In the Netherlands, approximately 2% of all newly diagnosed malignant tumours in women are cancers of the uterine cervix, corresponding to about 700 new cases of invasive carcinoma per year. A general practitioner sees a patient with newly diagnosed cervical cancer only once in 15 years and this may vary between once in 10 to once in 25 years. Every year about 250 women die from cervical cancer, which is about 1.5% of all deaths in women caused by cancer. However, partly due to the mass screening programme, incidence and mortality rates are decreasing and cervical cancer definitely is a decreasing problem. Just like in most other industrialized countries with some degree of screening, cervical cancer in the Netherlands is nowadays most frequent among women of lower socioeconomic status (SES), partly due to their lower participation in screening

Coebergh, Prof. Dr. J.W.W. (promotor), Integraal Kankercentrum Stedendriehoek Twente)
J.W.W. Coebergh (Jan Willem)
Erasmus University Rotterdam
Erasmus MC: University Medical Center Rotterdam

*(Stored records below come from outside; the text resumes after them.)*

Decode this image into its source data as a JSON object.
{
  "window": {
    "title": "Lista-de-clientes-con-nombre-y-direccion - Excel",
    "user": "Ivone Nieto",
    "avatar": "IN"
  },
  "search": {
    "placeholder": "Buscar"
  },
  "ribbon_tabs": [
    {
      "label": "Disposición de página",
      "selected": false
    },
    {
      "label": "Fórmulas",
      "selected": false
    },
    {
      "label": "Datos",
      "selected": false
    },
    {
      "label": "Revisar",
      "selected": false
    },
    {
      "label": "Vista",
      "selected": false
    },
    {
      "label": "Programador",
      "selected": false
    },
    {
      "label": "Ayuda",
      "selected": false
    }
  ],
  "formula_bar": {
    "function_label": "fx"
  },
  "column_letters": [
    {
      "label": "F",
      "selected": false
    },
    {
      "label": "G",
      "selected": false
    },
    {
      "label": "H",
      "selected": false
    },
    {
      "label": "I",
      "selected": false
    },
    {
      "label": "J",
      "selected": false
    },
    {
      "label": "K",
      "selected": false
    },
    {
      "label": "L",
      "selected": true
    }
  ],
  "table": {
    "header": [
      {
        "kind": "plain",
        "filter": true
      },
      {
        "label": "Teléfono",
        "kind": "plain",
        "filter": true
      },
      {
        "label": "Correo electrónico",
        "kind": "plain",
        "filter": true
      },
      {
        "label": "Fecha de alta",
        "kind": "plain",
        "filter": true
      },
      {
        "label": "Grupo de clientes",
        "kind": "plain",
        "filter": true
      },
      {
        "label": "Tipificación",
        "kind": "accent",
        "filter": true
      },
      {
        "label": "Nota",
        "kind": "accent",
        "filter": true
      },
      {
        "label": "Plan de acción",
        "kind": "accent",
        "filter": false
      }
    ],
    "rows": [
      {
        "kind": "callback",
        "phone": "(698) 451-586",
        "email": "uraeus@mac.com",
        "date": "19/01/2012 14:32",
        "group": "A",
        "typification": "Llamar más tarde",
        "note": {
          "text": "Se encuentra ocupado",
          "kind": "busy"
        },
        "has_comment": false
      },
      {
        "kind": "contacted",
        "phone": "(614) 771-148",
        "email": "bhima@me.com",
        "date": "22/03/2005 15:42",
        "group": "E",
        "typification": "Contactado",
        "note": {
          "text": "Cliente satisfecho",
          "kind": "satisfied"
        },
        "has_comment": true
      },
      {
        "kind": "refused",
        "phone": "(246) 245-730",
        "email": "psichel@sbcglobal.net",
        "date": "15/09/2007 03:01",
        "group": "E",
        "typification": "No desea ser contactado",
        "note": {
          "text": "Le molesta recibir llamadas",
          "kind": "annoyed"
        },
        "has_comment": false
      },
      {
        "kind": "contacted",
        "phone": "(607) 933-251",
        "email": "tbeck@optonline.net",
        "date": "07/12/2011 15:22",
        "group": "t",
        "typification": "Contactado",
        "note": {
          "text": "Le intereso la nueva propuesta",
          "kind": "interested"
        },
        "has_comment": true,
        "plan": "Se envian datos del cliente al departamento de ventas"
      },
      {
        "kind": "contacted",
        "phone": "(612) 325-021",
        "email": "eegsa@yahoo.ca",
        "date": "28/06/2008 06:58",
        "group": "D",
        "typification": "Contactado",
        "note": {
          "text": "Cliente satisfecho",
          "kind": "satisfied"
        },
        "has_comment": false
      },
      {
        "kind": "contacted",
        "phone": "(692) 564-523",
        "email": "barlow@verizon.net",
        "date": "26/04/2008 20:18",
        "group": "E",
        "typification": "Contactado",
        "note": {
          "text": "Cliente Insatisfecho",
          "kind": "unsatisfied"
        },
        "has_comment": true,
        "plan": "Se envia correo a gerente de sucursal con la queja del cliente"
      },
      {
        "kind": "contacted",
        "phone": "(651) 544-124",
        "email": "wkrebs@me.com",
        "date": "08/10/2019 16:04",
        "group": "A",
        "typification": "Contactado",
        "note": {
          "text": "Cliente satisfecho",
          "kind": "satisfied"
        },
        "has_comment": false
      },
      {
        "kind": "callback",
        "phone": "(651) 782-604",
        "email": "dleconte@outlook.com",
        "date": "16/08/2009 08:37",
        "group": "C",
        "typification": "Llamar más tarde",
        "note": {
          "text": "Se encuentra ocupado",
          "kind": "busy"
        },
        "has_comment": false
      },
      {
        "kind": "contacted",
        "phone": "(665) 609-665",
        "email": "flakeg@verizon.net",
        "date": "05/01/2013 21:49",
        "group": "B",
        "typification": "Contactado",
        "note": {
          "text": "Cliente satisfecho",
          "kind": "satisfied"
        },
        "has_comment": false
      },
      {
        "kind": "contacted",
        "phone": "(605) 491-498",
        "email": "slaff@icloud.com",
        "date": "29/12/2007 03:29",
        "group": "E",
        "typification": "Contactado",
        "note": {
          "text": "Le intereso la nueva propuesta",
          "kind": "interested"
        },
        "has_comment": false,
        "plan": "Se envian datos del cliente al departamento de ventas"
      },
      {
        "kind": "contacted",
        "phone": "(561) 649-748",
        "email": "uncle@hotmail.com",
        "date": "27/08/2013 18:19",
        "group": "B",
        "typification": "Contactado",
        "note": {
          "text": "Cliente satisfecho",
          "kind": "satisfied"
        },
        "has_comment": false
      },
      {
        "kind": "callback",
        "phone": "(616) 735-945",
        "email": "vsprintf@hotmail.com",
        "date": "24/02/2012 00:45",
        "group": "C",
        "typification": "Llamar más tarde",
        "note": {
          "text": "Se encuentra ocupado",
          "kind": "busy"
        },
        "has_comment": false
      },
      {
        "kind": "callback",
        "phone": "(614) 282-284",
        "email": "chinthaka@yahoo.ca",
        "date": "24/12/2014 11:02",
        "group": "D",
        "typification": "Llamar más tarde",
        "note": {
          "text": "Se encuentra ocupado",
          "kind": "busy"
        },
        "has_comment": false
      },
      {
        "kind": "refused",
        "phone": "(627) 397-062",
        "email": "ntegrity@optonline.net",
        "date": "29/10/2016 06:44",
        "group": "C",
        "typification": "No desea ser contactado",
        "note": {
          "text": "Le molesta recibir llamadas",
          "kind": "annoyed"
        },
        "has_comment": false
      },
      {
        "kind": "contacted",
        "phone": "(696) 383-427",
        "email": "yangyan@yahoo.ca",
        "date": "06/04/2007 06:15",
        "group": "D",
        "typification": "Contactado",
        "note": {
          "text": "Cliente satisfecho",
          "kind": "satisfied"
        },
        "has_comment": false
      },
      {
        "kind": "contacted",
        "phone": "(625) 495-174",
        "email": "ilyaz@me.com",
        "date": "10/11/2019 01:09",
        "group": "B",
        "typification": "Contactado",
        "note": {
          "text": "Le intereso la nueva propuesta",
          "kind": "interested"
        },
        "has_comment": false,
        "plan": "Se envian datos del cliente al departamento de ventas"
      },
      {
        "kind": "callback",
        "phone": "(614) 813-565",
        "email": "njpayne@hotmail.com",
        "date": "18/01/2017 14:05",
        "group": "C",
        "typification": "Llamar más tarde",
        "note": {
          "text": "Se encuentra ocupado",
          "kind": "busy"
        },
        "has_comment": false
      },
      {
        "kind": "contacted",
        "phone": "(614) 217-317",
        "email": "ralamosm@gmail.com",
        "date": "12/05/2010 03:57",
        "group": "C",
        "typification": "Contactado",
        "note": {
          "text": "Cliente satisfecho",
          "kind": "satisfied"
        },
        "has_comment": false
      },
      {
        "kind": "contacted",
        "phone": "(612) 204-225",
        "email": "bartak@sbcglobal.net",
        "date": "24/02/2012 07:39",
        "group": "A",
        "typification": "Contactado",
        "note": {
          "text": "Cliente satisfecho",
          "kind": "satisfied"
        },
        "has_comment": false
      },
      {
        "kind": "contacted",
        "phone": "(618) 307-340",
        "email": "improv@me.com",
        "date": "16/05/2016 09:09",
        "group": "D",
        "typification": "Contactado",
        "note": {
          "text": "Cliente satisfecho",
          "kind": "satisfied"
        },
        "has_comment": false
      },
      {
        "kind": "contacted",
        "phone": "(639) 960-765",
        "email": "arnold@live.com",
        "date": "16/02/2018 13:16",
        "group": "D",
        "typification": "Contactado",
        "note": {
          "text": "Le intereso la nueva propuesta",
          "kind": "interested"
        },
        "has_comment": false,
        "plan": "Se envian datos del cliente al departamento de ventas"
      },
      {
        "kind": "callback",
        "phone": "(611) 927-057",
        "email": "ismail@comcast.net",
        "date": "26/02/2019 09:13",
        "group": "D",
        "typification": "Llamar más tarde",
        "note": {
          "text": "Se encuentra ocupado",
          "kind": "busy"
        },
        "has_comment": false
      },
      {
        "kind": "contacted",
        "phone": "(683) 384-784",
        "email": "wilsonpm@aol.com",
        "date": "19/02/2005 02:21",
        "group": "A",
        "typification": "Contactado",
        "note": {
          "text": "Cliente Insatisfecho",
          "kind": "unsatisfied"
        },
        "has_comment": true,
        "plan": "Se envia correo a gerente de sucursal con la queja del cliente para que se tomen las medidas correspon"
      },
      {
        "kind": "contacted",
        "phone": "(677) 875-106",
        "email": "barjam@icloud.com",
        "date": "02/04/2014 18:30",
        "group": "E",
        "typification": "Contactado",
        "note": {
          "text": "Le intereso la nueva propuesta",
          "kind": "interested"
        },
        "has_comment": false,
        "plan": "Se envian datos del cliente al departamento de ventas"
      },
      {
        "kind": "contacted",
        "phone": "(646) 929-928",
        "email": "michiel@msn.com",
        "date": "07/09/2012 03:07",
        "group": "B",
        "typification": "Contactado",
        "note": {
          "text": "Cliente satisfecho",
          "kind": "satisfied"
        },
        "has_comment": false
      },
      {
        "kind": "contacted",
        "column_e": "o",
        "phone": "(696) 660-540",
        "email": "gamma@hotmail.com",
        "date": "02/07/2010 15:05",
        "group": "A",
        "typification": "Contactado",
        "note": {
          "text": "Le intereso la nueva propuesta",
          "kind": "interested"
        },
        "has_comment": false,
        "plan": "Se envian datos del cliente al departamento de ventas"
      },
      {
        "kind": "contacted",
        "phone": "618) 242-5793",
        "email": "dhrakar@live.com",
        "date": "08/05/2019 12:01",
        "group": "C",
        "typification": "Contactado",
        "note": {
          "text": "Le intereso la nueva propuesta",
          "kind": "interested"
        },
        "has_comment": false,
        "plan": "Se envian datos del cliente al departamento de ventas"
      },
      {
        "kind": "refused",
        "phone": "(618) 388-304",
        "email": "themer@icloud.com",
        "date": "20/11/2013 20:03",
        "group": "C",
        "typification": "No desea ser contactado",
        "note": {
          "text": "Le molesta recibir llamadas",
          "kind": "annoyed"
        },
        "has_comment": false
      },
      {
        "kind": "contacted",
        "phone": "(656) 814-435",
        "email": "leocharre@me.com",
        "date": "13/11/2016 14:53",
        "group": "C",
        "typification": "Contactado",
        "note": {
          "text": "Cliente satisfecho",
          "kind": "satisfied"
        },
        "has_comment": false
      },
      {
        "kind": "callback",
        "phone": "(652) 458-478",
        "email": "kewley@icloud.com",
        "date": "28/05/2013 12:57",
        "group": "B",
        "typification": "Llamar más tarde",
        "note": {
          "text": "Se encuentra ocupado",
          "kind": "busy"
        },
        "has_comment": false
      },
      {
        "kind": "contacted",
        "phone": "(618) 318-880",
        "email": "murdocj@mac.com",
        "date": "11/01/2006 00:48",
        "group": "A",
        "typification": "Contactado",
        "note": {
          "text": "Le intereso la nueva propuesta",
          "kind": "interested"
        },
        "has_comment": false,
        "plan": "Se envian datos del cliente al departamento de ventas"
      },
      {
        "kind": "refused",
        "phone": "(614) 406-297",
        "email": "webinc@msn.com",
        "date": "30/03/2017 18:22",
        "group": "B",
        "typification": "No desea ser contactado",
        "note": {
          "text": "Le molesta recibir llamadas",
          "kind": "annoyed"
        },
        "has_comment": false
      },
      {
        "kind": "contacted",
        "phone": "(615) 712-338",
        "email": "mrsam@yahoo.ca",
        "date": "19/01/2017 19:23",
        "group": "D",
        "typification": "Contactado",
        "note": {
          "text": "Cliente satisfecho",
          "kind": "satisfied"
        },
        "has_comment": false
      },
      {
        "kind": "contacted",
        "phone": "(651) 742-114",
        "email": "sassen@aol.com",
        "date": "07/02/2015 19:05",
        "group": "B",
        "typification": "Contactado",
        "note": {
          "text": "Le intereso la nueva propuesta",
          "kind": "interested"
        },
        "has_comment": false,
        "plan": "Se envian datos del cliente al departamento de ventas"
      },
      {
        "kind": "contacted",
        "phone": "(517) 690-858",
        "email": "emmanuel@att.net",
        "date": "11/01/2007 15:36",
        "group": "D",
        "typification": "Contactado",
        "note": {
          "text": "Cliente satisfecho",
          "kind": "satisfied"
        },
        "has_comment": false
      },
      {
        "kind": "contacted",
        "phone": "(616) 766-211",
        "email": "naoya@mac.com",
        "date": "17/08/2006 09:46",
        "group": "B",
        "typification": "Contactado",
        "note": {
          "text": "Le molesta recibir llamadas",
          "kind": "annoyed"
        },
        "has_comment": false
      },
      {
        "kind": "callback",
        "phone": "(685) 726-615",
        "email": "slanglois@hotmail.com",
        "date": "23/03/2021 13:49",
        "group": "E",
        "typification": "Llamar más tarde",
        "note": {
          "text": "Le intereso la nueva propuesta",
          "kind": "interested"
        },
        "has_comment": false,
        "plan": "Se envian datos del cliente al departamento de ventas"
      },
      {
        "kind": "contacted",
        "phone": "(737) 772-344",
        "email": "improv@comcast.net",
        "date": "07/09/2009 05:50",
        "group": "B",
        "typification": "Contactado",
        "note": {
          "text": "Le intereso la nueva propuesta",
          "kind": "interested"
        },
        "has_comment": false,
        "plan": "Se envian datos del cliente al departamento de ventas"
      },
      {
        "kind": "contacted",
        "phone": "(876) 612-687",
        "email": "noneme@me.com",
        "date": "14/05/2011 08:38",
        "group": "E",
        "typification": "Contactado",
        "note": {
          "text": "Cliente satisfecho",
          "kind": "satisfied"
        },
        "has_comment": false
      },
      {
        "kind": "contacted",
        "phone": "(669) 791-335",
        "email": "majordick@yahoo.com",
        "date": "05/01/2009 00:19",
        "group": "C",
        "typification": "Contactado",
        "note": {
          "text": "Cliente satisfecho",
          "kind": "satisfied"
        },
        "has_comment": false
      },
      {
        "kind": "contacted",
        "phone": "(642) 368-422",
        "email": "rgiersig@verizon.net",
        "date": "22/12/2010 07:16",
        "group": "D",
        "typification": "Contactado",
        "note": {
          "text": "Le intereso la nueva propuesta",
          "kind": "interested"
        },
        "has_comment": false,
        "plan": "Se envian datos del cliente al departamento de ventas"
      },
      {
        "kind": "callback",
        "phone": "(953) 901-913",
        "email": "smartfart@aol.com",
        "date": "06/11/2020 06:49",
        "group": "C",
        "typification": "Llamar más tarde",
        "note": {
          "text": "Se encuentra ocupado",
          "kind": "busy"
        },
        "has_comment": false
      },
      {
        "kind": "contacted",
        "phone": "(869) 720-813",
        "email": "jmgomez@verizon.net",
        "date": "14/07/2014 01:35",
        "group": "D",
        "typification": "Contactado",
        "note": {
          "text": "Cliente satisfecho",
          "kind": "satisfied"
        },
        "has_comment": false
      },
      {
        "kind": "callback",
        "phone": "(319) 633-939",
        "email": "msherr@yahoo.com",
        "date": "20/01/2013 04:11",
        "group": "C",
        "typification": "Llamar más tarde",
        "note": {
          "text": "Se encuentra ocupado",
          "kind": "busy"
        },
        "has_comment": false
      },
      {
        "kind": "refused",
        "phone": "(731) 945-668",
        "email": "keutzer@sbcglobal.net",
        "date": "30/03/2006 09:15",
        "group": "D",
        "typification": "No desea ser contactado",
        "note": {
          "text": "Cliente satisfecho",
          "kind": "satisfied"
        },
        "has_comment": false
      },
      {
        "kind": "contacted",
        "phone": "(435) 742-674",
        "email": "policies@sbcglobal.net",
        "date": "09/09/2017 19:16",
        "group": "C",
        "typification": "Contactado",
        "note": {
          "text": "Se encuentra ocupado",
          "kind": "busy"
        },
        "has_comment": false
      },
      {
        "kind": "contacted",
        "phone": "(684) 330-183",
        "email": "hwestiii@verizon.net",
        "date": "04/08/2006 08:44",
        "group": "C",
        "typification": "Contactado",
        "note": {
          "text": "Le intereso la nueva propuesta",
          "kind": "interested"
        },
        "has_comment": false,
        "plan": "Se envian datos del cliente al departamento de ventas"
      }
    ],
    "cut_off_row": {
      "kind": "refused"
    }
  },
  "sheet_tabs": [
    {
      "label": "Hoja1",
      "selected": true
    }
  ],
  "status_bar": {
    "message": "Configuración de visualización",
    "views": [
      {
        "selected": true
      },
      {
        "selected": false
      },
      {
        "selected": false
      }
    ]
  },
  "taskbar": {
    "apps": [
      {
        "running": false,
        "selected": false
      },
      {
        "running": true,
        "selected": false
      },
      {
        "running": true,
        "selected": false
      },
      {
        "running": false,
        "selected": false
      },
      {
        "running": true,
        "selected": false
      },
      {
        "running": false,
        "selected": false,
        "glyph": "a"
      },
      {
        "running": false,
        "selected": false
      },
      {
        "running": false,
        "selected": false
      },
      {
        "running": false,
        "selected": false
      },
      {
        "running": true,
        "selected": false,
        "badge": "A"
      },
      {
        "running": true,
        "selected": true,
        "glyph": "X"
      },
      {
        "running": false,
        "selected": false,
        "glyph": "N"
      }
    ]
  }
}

Aa, M. A. (2008, February 8). Variation in incidence and outcome of cervical cancer in the Netherlands: Studies based on cancer registry data. Retrieved from